Launch of the Preliminary Results of the XV ESNsurvey
On the 29th of May, ESN launched the new edition of its flagship research project, the XV ESNsurvey. The data collection was open until the 31st of July, and it targeted students who have participated in exchange programmes or mobilities abroad during the last two years, as well as students who have not taken part in mobility yet.
The XV ESNsurvey collected 17,855 answers from exchange students, 1,856 answers from full-degree students and 3,064 from non-mobile students. The success of this data collection effort can be attributed to the support and collaboration of numerous stakeholders such as the European Commission, the European Parliament, National Agencies, Higher Education Institutions, Networks of Universities and European Alliances.
In light of the ongoing midterm evaluation process of the Erasmus+ programme, ESN has launched a preliminary report with the first key findings addressing the student voices’ perspective on international mobility.
During this preliminary report, we’ve gained valuable insights into the primary trends among students who participated in mobility between 2021 and 2023. It’s important to highlight the positive impact of the implementation of the Erasmus+ 2021-2027 priorities, especially the inclusion of one, with 36% of respondents agreeing, and 46% strongly agreeing with these measures.
Findings related to exchange students highlight the need for accessibility of information, with 82% of the respondents reporting as a priority the need for information about available financial support. The challenges faced by students often revolve around insufficient money to cover the cost of living (35,63%), difficulty finding affordable housing (35,5%), and course-matching problems during their exchange period (33,97%).
Grants, while being distributed to more students before departure, student purchasing power is affected by the fundamental issues of insufficient funding and the high cost of housing during mobility. Additionally, there’s room for improvement in terms of environmental sustainability and digitalisation in the exchange student experience, particularly concerning travel choices (many students still use planes) and access to online processes.
Credit recognition continues to be a concern, where 42% of students reported changes to their courses during their exchange. Lastly, while students generally express satisfaction with the services provided by Higher Education Institutions, it’s worth noting that compared to the previous survey, there has been an increase in dissatisfaction rates, both with sending and hosting institutions.
On the knowledge of non-mobile students on Erasmus+ initiatives among students, it’s evident that Erasmus+ for studies stands out with 95%. However, initiatives like the Blended Intensive Programme (9%) tend to be less familiar among higher education students, indicating a need for increased awareness about these opportunities.

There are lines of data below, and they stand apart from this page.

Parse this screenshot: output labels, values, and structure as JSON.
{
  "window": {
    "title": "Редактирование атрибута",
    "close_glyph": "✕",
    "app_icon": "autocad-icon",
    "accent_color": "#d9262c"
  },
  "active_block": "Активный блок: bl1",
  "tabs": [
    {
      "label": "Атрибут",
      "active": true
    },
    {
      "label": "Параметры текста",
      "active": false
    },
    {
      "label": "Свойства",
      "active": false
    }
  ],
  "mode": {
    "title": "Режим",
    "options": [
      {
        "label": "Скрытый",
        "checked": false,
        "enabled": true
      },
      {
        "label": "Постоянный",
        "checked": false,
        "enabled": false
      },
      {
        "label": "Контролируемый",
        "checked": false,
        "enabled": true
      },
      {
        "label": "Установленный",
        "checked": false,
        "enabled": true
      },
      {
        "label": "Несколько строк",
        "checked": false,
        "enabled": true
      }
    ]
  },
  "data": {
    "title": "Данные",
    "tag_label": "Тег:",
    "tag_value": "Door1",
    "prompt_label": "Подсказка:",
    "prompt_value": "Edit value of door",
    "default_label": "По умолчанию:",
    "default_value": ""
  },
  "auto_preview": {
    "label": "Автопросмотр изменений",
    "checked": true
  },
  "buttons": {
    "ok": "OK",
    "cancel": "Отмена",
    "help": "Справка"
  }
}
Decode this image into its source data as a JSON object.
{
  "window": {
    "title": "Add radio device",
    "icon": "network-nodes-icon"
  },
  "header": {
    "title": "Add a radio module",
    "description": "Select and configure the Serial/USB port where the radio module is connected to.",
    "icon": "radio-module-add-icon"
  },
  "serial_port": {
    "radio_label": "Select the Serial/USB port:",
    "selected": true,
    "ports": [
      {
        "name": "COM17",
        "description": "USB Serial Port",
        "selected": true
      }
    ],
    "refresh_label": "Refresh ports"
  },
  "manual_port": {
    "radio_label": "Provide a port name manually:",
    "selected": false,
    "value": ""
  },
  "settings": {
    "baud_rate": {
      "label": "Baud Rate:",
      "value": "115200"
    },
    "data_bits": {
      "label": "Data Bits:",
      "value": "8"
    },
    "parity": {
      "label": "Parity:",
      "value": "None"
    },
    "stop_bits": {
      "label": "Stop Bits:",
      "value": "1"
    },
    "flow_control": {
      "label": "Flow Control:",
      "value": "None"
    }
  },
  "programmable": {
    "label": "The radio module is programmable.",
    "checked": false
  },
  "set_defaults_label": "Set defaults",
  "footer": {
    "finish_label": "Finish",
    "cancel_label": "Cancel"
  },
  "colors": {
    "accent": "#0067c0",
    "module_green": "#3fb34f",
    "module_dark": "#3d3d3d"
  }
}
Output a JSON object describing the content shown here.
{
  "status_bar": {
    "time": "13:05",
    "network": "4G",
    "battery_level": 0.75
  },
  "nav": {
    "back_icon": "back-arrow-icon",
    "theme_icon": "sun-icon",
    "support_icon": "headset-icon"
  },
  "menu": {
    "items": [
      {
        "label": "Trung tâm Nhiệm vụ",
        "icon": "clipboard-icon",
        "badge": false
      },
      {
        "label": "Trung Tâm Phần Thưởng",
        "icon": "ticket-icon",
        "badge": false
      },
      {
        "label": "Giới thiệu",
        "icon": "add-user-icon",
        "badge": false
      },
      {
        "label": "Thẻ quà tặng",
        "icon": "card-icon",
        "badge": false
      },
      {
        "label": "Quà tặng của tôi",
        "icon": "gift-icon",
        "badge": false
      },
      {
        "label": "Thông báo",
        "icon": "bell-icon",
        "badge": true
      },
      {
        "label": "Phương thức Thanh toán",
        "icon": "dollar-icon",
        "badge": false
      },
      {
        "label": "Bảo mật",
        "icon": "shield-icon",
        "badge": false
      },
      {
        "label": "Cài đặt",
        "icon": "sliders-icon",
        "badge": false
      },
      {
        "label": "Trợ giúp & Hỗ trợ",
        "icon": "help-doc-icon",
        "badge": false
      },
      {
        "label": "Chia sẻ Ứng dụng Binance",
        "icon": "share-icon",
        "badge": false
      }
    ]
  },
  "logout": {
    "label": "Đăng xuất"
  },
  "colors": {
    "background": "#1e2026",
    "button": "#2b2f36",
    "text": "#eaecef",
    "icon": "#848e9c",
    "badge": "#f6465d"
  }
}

We are excited to announce that the final report is scheduled for launch in December. Through this data results, we’re also looking forward to collaborating with our many partners to improve the mobility of international students.